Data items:
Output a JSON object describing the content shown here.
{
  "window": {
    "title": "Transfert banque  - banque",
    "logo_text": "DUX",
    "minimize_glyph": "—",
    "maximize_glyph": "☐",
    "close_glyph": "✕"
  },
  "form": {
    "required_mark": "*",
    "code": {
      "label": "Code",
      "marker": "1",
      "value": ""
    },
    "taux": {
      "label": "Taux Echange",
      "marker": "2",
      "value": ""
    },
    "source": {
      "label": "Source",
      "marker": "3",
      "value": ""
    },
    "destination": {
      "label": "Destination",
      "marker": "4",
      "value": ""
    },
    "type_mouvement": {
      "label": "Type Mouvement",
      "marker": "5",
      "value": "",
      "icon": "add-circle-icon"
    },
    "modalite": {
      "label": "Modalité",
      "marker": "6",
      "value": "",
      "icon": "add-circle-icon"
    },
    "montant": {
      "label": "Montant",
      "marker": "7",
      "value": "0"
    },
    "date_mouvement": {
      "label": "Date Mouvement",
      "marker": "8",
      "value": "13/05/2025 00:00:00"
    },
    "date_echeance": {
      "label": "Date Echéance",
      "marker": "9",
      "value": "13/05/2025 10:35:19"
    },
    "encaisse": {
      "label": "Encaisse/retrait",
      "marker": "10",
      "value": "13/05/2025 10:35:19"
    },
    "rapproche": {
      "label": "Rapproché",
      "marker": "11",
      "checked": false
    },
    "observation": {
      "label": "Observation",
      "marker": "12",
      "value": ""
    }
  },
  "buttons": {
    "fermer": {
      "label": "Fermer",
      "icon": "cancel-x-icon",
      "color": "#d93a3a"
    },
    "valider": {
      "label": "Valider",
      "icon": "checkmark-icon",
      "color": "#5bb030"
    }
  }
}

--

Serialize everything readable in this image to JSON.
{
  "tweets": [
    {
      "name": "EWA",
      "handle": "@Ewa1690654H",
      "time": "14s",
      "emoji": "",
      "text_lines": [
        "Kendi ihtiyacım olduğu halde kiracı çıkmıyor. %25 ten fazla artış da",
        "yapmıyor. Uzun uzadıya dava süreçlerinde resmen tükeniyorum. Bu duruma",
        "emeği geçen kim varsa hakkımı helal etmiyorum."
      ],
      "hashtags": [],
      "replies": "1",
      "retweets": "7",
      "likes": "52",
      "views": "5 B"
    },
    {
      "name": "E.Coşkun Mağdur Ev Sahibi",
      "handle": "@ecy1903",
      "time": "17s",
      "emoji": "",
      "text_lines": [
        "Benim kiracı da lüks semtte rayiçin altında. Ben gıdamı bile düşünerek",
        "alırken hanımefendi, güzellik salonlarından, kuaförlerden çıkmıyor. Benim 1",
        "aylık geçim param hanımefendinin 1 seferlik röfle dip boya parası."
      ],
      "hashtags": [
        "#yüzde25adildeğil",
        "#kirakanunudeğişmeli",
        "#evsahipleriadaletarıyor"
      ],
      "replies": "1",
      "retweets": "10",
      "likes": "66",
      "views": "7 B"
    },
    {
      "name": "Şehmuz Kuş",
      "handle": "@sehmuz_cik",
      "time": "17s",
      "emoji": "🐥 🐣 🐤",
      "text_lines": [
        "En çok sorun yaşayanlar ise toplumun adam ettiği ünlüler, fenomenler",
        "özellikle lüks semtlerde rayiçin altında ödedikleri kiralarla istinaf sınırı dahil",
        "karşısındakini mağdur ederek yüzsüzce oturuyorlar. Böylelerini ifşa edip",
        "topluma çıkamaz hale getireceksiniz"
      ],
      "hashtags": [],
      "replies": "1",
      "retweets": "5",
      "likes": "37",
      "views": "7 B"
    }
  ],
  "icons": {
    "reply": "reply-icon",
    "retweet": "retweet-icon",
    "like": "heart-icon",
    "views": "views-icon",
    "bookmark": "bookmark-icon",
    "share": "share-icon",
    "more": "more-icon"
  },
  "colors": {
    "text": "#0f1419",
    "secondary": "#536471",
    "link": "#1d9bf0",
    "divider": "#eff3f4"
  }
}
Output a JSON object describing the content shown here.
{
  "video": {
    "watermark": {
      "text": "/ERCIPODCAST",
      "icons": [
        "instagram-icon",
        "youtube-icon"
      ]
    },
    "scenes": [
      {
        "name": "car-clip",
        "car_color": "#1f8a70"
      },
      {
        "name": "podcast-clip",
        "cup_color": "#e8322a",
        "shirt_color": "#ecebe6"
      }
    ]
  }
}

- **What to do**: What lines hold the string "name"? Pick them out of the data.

- **Answer to this task**:
      "name": "EWA",
      "name": "E.Coşkun Mağdur Ev Sahibi",
      "name": "Şehmuz Kuş",
        "name": "car-clip",
        "name": "podcast-clip",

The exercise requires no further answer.